September is National Sepsis Awareness Month, which also includes World Sepsis Day on the 13th. The Sepsis Alliance launched a first responder training video on August 11, 2018 to teach EMS personnel how to properly and quickly identify sepsis cases. The video features expert commentary by Chris Seymour, MD, MSc, an Associate Professor in the Department of Critical Care Medicine. Sepsis is the body’s overwhelming response to infection that requires urgent attention and rapid treatment for survival.
“On average, 50-60 percent of all severe sepsis cases are transported by EMS before they get to the hospital,” Seymour says during the video, “Enhancing the partnership between pre-hospital care, the emergency department, and even the ICU is a key step to improving sepsis outcomes.”
As many as 87 percent of sepsis cases originate in the community, so the sooner sepsis is recognized in the field, the more likely the individual is to survive. Pre-hospital care for sepsis by first responders can lead to faster treatment times for patients in the emergency department.

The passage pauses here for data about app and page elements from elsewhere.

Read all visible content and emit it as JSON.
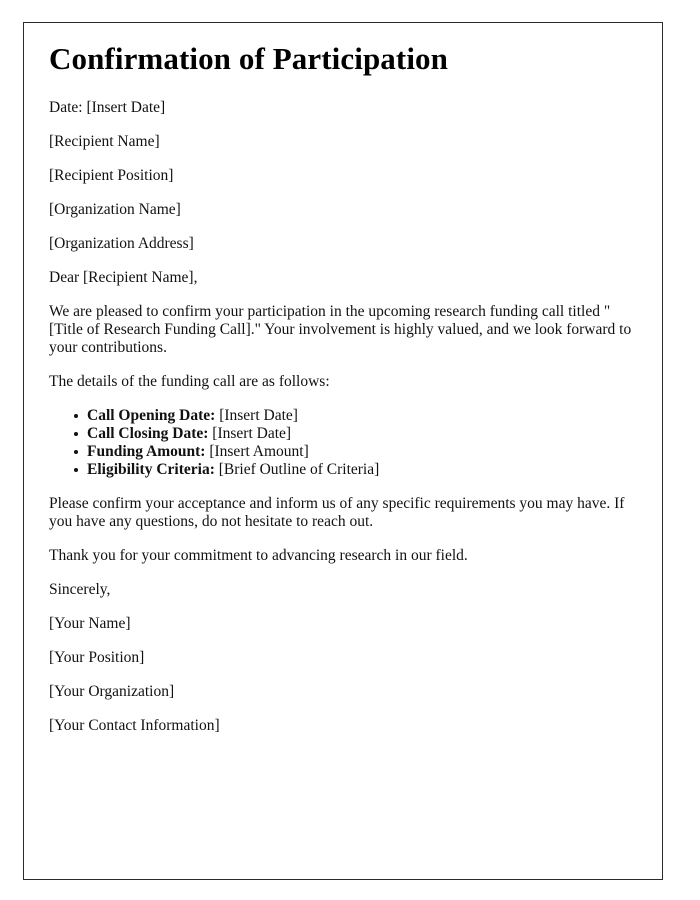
{
  "document": {
    "title": "Confirmation of Participation",
    "date_line": "Date: [Insert Date]",
    "recipient": {
      "name": "[Recipient Name]",
      "position": "[Recipient Position]",
      "organization": "[Organization Name]",
      "address": "[Organization Address]"
    },
    "salutation": "Dear [Recipient Name],",
    "intro_paragraph": "We are pleased to confirm your participation in the upcoming research funding call titled \"[Title of Research Funding Call].\" Your involvement is highly valued, and we look forward to your contributions.",
    "details_intro": "The details of the funding call are as follows:",
    "details": [
      {
        "label": "Call Opening Date:",
        "value": "[Insert Date]"
      },
      {
        "label": "Call Closing Date:",
        "value": "[Insert Date]"
      },
      {
        "label": "Funding Amount:",
        "value": "[Insert Amount]"
      },
      {
        "label": "Eligibility Criteria:",
        "value": "[Brief Outline of Criteria]"
      }
    ],
    "confirm_paragraph": "Please confirm your acceptance and inform us of any specific requirements you may have. If you have any questions, do not hesitate to reach out.",
    "thanks_paragraph": "Thank you for your commitment to advancing research in our field.",
    "closing": "Sincerely,",
    "signature": {
      "name": "[Your Name]",
      "position": "[Your Position]",
      "organization": "[Your Organization]",
      "contact": "[Your Contact Information]"
    }
  },
  "style": {
    "page_background": "#ffffff",
    "border_color": "#2b2b2b",
    "text_color": "#111111"
  }
}
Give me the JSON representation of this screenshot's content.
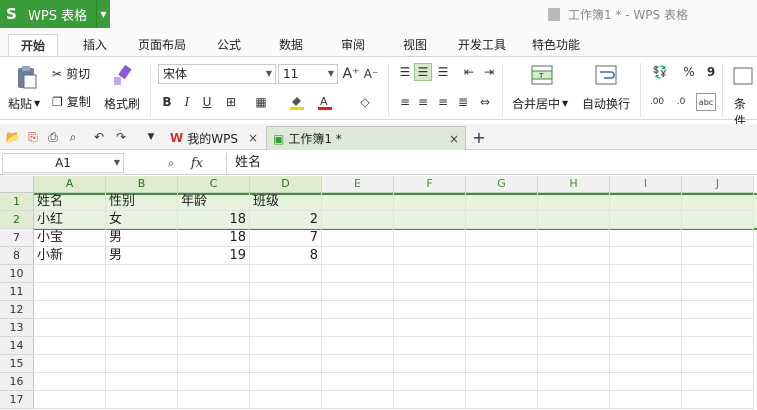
{
  "app": {
    "name": "WPS 表格",
    "logo": "S",
    "doc_title": "工作簿1 * - WPS 表格"
  },
  "tabs": [
    "开始",
    "插入",
    "页面布局",
    "公式",
    "数据",
    "审阅",
    "视图",
    "开发工具",
    "特色功能"
  ],
  "ribbon": {
    "paste": "粘贴",
    "cut": "剪切",
    "copy": "复制",
    "format_painter": "格式刷",
    "font_name": "宋体",
    "font_size": "11",
    "merge_center": "合并居中",
    "wrap_text": "自动换行",
    "conditional": "条件",
    "percent": "%",
    "comma": "9"
  },
  "doc_tabs": [
    {
      "label": "我的WPS",
      "close": "×"
    },
    {
      "label": "工作簿1 *",
      "close": "×"
    }
  ],
  "new_tab": "+",
  "formula_bar": {
    "name_box": "A1",
    "fx": "fx",
    "content": "姓名"
  },
  "columns": [
    "A",
    "B",
    "C",
    "D",
    "E",
    "F",
    "G",
    "H",
    "I",
    "J"
  ],
  "rows": [
    {
      "num": "1",
      "cells": [
        "姓名",
        "性别",
        "年龄",
        "班级"
      ]
    },
    {
      "num": "2",
      "cells": [
        "小红",
        "女",
        "18",
        "2"
      ]
    },
    {
      "num": "7",
      "cells": [
        "小宝",
        "男",
        "18",
        "7"
      ]
    },
    {
      "num": "8",
      "cells": [
        "小新",
        "男",
        "19",
        "8"
      ]
    },
    {
      "num": "10",
      "cells": []
    },
    {
      "num": "11",
      "cells": []
    },
    {
      "num": "12",
      "cells": []
    },
    {
      "num": "13",
      "cells": []
    },
    {
      "num": "14",
      "cells": []
    },
    {
      "num": "15",
      "cells": []
    },
    {
      "num": "16",
      "cells": []
    },
    {
      "num": "17",
      "cells": []
    }
  ],
  "colors": {
    "accent": "#3a9b3a",
    "selection": "#e8f3df",
    "header_green": "#4a8c3a"
  }
}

Considering that sepsis is the leading cause of death in US hospitals and more than 30 million people worldwide are affected every year, this educational training video and accompanying module can help spread awareness and knowledge that may prevent further loss of life due to sepsis.
A council member of the International Sepsis Forum, Seymour’s research focuses on emergency and critical care medicine, specifically, in pre-hospital sepsis and how care is continued in the emergency department. He was awarded the first National Institutes of Health grant on prehospital sepsis and is currently funded to explore sepsis endotypes during emergency care.